Once a photograph of the Earth, taken from the outside, is available, a new idea as powerful as any in history will be let loose. — Sir Fred Hoyle, 1948.
The mighty genius of man has made steel and chemicals and computers and rockets and bundled these together to fire ourselves into space. The giant phalluses thunder up, unleasing gigawatts of power; shooting life into the void. Nobody has returned the same. As Dr Edgar Mitchell put it:
We went to the Moon as technicians; we returned as humanitarians.
No perspective could be newer then that of an earthling no longer on earth. Suddenly our planet seems small and fragile and the atmosphere a remarkably thin layer.

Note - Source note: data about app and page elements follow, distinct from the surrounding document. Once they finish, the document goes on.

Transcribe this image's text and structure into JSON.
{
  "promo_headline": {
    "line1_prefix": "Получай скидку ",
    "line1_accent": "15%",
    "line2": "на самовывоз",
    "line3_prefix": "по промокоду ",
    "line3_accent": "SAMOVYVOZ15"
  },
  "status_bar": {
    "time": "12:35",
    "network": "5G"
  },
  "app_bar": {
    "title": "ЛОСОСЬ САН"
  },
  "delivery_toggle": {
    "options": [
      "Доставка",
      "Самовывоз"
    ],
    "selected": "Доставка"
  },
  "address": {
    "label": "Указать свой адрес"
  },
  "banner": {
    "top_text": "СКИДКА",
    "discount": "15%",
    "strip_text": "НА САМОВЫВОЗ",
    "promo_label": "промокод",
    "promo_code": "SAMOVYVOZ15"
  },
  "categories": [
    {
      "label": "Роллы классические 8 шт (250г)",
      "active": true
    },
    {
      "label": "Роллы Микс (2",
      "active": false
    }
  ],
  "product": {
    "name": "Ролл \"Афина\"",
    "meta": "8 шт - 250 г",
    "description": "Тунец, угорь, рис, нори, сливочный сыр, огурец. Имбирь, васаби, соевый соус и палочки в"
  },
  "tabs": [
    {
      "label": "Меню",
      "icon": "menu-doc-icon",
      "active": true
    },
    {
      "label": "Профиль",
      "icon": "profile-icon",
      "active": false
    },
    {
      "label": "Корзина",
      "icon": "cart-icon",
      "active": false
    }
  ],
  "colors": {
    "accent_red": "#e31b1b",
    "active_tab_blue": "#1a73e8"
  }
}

The exceptional book Moondust documents how astronaughts return to earth forever changed.
Here are some reactions to seeing our home from space:
If somebody’d said before the flight, “Are you going to get carried away looking at the earth from the moon?” I would have say, “No, no way.” But yet when I first looked back at the earth, standing on the moon, I cried. — Alan Shepard
This planet is not terra firma. It is a delicate flower and it must be cared for. It’s lonely. It’s small. It’s isolated, and there is no resupply. And we are mistreating it. Clearly, the highest loyalty we should have is not to our own country or our own religion or our hometown or even to ourselves. It should be to, number two, the family of man, and number one, the planet at large. This is our home, and this is all we’ve got. — Scott Carpenter, Mecury 7 astronaut
For the first time in my life I saw the horizon as a curved line. It was accentuated by a thin seam of dark blue light – our atmosphere. Obviously this was not the ocean of air I had been told it was so many times in my life. I was terrified by its fragile appearance. – Ulf Merbold, Federal Republic of Germany
(For more on the fragility of our atmosphere check out: Climate sceptic!? You do the maths…)
Dr Ed Mitchell had an epiphany (a powerful Savikalpa samadhi experience) in his spaceship on the return trip from the moon and wrote:
On the return trip home, gazing through 240,000 miles of space toward the stars and the planet from which I had come, I suddenly experienced the universe as intelligent, loving, harmonious.
My view of our planet was a glimpse of divinity.
Our technology has flung us into space. It is also tearing apart the living fabric of our planet. We must listen to our spacemen. It is time for us to care for our planet as if it was a living being; because that is what she is. And she has a name; Gaia.
For more on Gaia check out: Science is Great but God is Green.